## Final Answer

## Step-by-step Solution

Problem to solve:

Solving method

We can solve the integral $\int\frac{x}{x^2-1}dx$ by applying integration method of trigonometric substitution using the substitution

Differentiate both sides of the equation $x=\sec\left(\theta \right)$

Find the derivative

Taking the derivative of secant function: $\frac{d}{dx}\left(\sec(x)\right)=\sec(x)\cdot\tan(x)\cdot D_x(x)$

Now, in order to rewrite $d\theta$ in terms of $dx$, we need to find the derivative of $x$. We need to calculate $dx$, we can do that by deriving the equation above

Substituting in the original integral, we get

Apply the trigonometric identity: $\sec\left(x\right)^2-1$$=\tan\left(x\right)^2$, where $x=\theta $

Simplify the fraction by $\tan\left(\theta \right)$

We can solve the integral $\int\frac{\sec\left(\theta \right)^2}{\tan\left(\theta \right)}d\theta$ by applying integration by substitution method (also called U-Substitution). First, we must identify a section within the integral with a new variable (let's call it $u$), which when substituted makes the integral easier.
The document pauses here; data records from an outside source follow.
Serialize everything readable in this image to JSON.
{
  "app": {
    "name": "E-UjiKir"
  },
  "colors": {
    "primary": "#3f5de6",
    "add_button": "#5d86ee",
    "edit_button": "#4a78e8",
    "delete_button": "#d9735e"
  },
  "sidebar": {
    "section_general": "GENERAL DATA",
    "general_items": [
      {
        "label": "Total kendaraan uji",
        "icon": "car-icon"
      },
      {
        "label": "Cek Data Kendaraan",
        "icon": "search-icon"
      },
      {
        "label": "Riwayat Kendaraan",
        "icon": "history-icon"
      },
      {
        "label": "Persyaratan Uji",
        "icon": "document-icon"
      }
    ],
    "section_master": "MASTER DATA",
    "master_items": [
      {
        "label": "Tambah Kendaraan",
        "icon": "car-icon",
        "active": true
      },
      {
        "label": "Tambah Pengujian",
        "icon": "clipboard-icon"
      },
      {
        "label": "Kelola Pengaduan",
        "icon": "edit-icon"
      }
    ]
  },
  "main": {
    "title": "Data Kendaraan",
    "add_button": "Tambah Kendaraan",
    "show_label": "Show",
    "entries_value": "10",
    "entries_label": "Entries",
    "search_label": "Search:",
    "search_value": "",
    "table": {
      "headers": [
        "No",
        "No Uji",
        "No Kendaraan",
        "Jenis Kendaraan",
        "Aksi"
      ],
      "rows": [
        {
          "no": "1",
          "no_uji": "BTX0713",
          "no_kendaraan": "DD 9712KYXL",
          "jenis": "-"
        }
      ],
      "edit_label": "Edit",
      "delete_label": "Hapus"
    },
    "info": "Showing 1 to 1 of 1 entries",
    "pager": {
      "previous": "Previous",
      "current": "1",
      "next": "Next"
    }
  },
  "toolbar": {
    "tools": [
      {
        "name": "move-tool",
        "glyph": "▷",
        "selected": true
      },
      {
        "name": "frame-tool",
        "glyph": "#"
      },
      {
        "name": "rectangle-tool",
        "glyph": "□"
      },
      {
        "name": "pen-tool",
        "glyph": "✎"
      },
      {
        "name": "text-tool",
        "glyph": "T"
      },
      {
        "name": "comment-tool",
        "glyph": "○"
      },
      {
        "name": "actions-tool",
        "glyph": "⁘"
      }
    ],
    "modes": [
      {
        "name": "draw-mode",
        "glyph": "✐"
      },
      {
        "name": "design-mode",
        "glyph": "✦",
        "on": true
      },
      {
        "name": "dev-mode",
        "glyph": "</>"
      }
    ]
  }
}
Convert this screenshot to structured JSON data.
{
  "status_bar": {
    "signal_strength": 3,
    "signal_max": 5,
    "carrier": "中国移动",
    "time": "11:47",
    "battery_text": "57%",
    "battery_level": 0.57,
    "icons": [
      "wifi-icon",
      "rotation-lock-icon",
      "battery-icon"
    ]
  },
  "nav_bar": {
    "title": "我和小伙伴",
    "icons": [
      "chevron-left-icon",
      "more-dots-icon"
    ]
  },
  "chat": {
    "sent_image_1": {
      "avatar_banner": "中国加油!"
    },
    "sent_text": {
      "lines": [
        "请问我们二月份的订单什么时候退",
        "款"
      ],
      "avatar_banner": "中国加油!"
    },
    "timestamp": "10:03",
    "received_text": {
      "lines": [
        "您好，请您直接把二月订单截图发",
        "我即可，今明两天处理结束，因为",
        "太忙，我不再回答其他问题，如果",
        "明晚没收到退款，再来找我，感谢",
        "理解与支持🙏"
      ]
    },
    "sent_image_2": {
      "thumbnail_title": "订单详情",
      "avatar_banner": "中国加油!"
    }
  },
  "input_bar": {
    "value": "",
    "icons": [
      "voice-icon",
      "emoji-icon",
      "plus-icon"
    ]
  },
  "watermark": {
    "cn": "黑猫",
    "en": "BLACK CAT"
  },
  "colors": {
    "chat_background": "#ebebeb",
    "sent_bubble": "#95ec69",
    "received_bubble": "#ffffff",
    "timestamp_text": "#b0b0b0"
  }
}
We see that $\tan\left(\theta \right)$ it's a good candidate for substitution. Let's define a variable $u$ and assign it to the choosen part

Differentiate both sides of the equation $u=\tan\left(\theta \right)$

Find the derivative

The derivative of the tangent of a function is equal to secant squared of that function times the derivative of that function, in other words, if ${f(x) = tan(x)}$, then ${f'(x) = sec^2(x)\cdot D_x(x)}$

The derivative of the linear function is equal to $1$

Now, in order to rewrite $d\theta$ in terms of $du$, we need to find the derivative of $u$. We need to calculate $du$, we can do that by deriving the equation above

Isolate $d\theta$ in the previous equation

Simplify the fraction $\frac{\frac{\sec\left(\theta \right)^2}{u}}{\sec\left(\theta \right)^2}$ by $\sec\left(\theta \right)^2$

Substituting $u$ and $d\theta$ in the integral and simplify

Any expression multiplied by $1$ is equal to itself

The integral of the inverse of the lineal function is given by the following formula, $\displaystyle\int\frac{1}{x}dx=\ln(x)$

Replace $u$ with the value that we assigned to it in the beginning: $\tan\left(\theta \right)$

Express the variable $\theta$ in terms of the original variable $x$

Any expression divided by one ($1$) is equal to that same expression

As the integral that we are solving is an indefinite integral, when we finish integrating we must add the constant of integration $C$